How To Open A CFD Position? - A Step By Step Guide
To trade CFDs, buyers and sellers purchase CFD contracts. They don’t own these CFD assets and instead, speculate on the price movements. This article is aimed at educating on how to open a CFD position.
CFDs carry great risk with them so you have to be careful when trading them.
They are leveraged financial products so that means you have to deal with margin and leverage when trading CFDs.
This can both be a curse and a blessing. Both your losses and profits are magnified due to leverage.
A great deal of thought should go into opening a CFD position. Just because an asset looks attractive doesn’t mean you should go after it.
It should match your trading skills, capital, and risk preference along with other factors.
For now, let us focus on the processes involved in opening a position and maintaining it.
Steps Involved In Opening A CFD Position
Step 1: Choosing a CFD broker

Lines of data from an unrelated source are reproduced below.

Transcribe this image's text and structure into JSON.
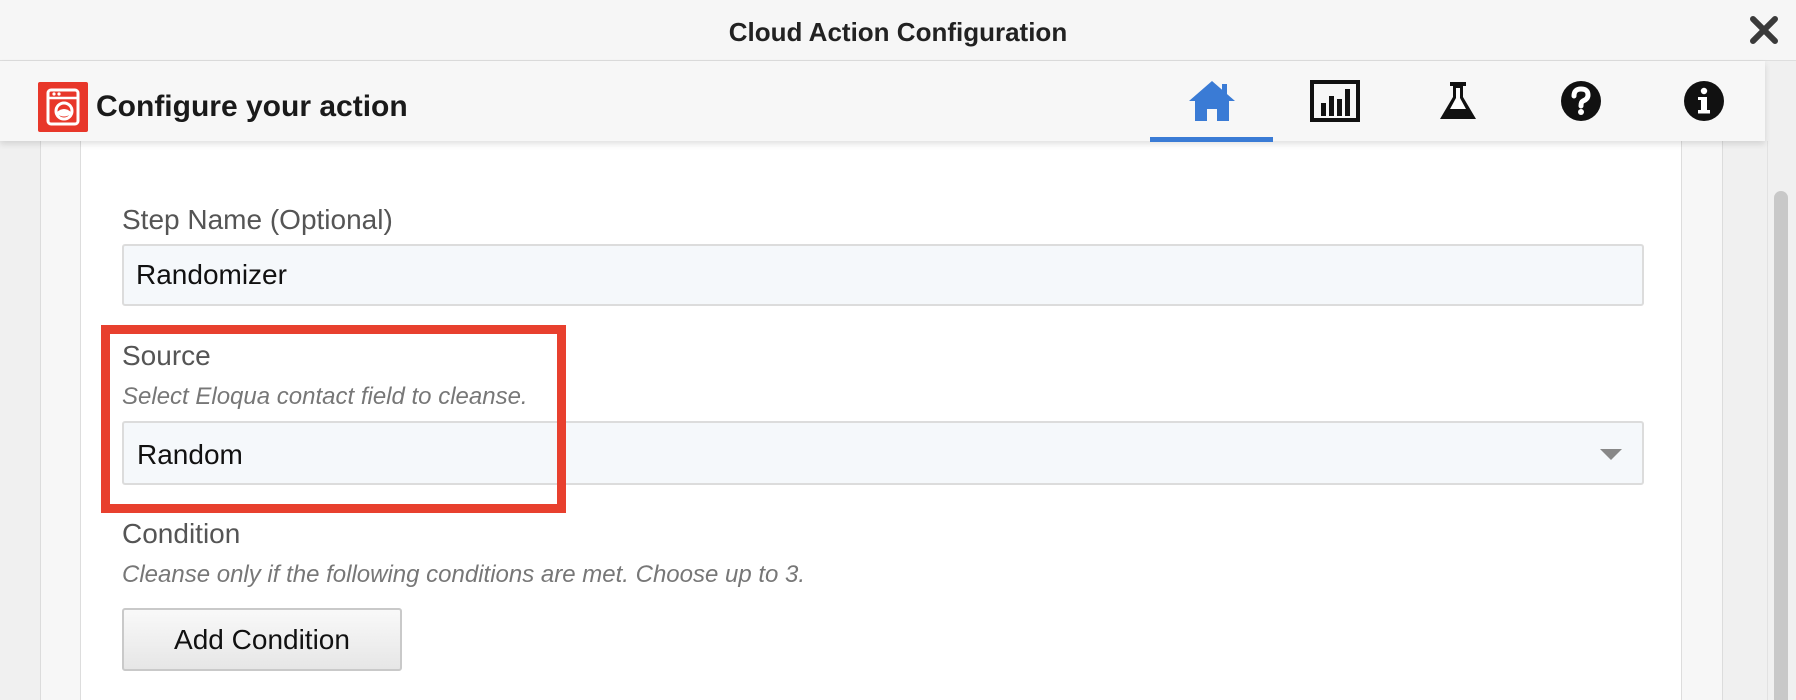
{
  "window": {
    "title": "Cloud Action Configuration"
  },
  "header": {
    "heading": "Configure your action",
    "nav_tabs": [
      {
        "icon": "home-icon",
        "active": true
      },
      {
        "icon": "bar-chart-icon",
        "active": false
      },
      {
        "icon": "flask-icon",
        "active": false
      },
      {
        "icon": "help-icon",
        "active": false
      },
      {
        "icon": "info-icon",
        "active": false
      }
    ]
  },
  "form": {
    "step_name": {
      "label": "Step Name (Optional)",
      "value": "Randomizer"
    },
    "source": {
      "label": "Source",
      "help": "Select Eloqua contact field to cleanse.",
      "selected": "Random"
    },
    "condition": {
      "label": "Condition",
      "help": "Cleanse only if the following conditions are met. Choose up to 3.",
      "add_button": "Add Condition"
    }
  },
  "colors": {
    "accent": "#3a7bd5",
    "brand": "#e8372a",
    "highlight": "#e8402e"
  }
}
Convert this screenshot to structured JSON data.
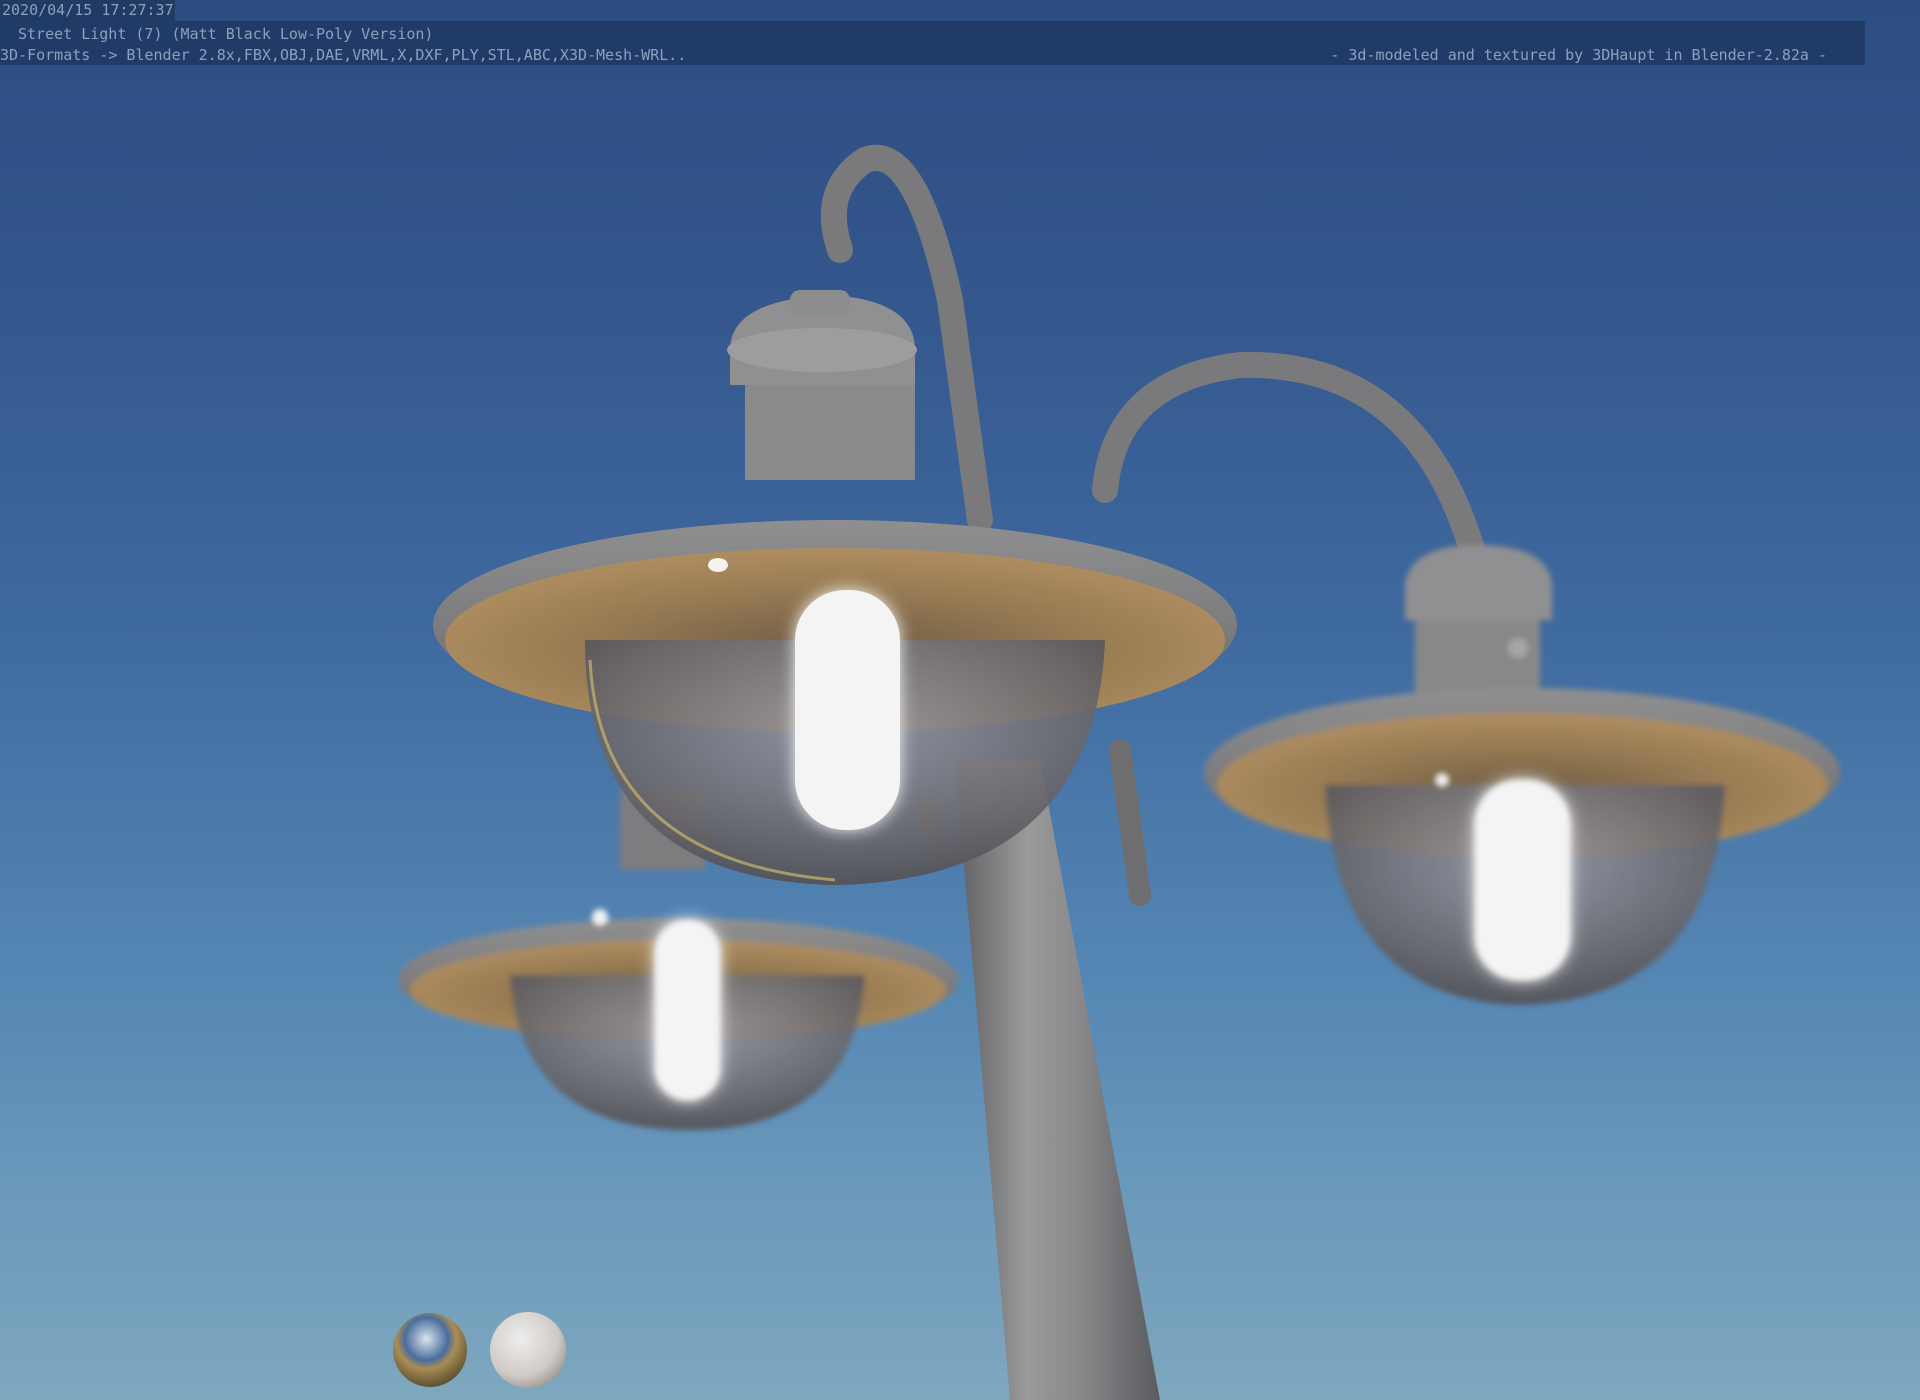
{
  "header": {
    "timestamp": "2020/04/15 17:27:37",
    "title": "Street Light (7) (Matt Black Low-Poly Version)",
    "formats": "3D-Formats -> Blender 2.8x,FBX,OBJ,DAE,VRML,X,DXF,PLY,STL,ABC,X3D-Mesh-WRL..",
    "credit": "-  3d-modeled and textured by 3DHaupt in Blender-2.82a -"
  },
  "colors": {
    "sky_top": "#2d4d82",
    "sky_bottom": "#7ea7bf",
    "metal": "#8f8f90",
    "shade_underside": "#a0835a",
    "bulb_glow": "#f4f4f4",
    "text": "#8da0bd"
  },
  "scene": {
    "subject": "street-light-3d-render",
    "lamp_count": 3,
    "preview_spheres": [
      "chrome-sphere",
      "matte-white-sphere"
    ]
  }
}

First and foremost, you need a broker and a platform to trade CFD assets. A broker acts a medium between you and the market.
Choosing a broker is no easy task in itself. A lot of thinking and consideration have to go towards this decision making.
You have to look for regulation, fees, trading platform, demo accounts, assets, and other crucial factors when it comes to choosing a broker.
Once you choose your preferred broker, you have to make a deposit to fund your account. Now you are ready for the next step.
Step 2: Exploring the market
Now that you’ve chosen your broker and trading platform, you can explore the market and choose your preferred asset to trade.
The great thing with CFDs is the range of assets available. You can trade stocks, shares, indices, commodities, cryptocurrencies, and even currencies (forex).
CFD trading caters to all type of traders due to this variety in the asset. Now you may not be familiar with all the assets so it is better to stick to the ones that you have an idea about.
For example, traders who deal with only currencies can trade forex as CFDs. It is important to diversify your asset portfolio to minimize your risks, but that doesn’t mean that you should invest in assets that you have no idea about.
Step 3: Open the CFD Position
Now that you’ve decided which asset to trade, you have to make a few other things related to opening the position.
Let’s explain this with the help of an example. Consider that you have decided to trade the EUR/USD pair.
Here are the things you need to set and be aware of before you open your position:
Going long or short
You need to decide if you want to go short or long. You go long (buy) when you anticipate a price increase, and you go short (sell) when you anticipate a price decrease of that asset.
The buying price and selling price of the asset is always different. Generally, the buying price is lower than the selling price.
Consider our EUR/USD example. Let’s say the buying price is set at $1.1375 and the selling price is set at $1.1380. Spread is the difference between the selling and buying price.
According to your prediction, you will decide to go long or short. If your prediction turns out to be right, you will win money and you lose money when the opposite happens.
Therefore, you need to be careful before making up your mind. Use the various technical tools and indicators that are provided by the platform in your analysis.
You need to decide how many contracts of that asset you are buying. Of course, the minimum contract size is 1.
If you are a beginner trader, the recommendation would be to start with small contracts and work your way up as you gain trading knowledge and experience.
For example, at the time of writing, the current value of 1 stock of Amazon is worth $1,823.28.
The value of one contract equals to the value of one stock. Nowadays broker even offers mini-contracts so giving you more choice and flexibility.
Leverage and Margin
Leverage and margin are two important aspects of CFD trading. CFDs are leveraged financial products.
This means that you only need to deposit a small amount to trade larger positions. We call this iniital deposit as margin.
Keep in mind that leverage and margin are not the same for all CFD assets. It varies from asset to asset. It can as low as 3:1 to 400:1.
Higher leverage means more profits but can also incur huge losses if your position goes against you.
For beginner traders, we would recommend trading those assets which have a low leverage ratio to keep your risk level low.
Stop and limits orders
Brokers provide stop and limit orders for your own benefit to prevent excessive losses.
When you set a stop loss, your broker automatically closes your position when your losses reach a certain level.
This isn’t always guaranteed, so brokers offer a guaranteed stop loss order (GSLO) for a premium fee.
Other similar orders include take profits, and trailing stops. Limit orders close your position once you have reached a certain profit level.
That’s it. You have done all the necessary steps required to place a CFD trade. Now all you have to do is monitor your trade to make it a success and finally close it.
To know about closing a CFD position, make sure to check our article on how to close a CFD position.
In this article, we have listed the whole procedure that goes into opening a CFD position. It starts from choosing a broker, platform, then choosing your preferred asset.
You have to then decide whether to go long or short, determine your contract size, choose your leverage, and set stop/limit orders. The whole process is simple and takes less than a minute.